This paper indicates that the Philippines has not maximized the potential gains and opportunities in joining the looming ASEAN Economic Community in terms of increased trade and investments relative to other middle-income ASEAN member states. Any gain, albeit minimal, has been achieved by joining the global production networks.
It also supports various studies which argue that the impediments to faster economic growth are largely internal and that the Philippines could have grown substantially had resources been spent on achieving productivity, improving governance, and strengthening institutions. The government has to continue implementing measures to promote competition and strengthening regulatory framework especially in public utilities. An increase in infrastructure investment, power and logistics in particular, is crucial in reducing the cost of doing business in the country. A review of the constitutional limitations on foreign equity particularly the 60-40 rule is also warranted.
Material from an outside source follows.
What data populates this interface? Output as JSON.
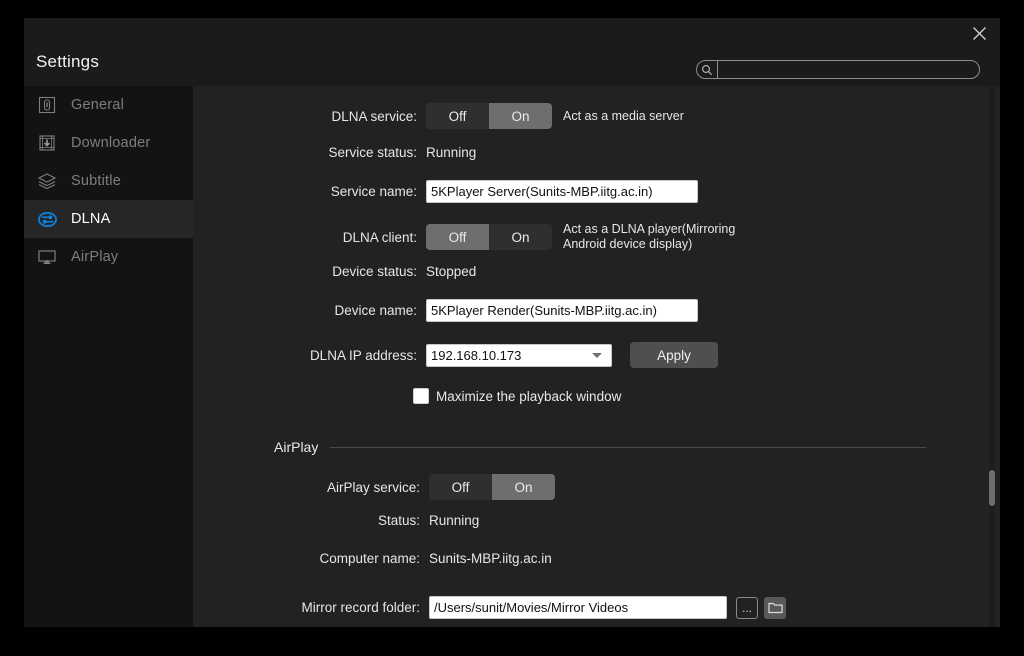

Moreover, much could have been achieved if the legislative and regulatory limitations that impede the implementation of intra- and extra-ASEAN commitments have been addressed. Tapping member states’ legislatures through the AIPA to actively participate in mapping out and enacting the necessary laws and measures could facilitate the implementation not only of the goals of integration per se but also in fasttracking the reforms needed to achieve competitiveness at the country level.>>read complete document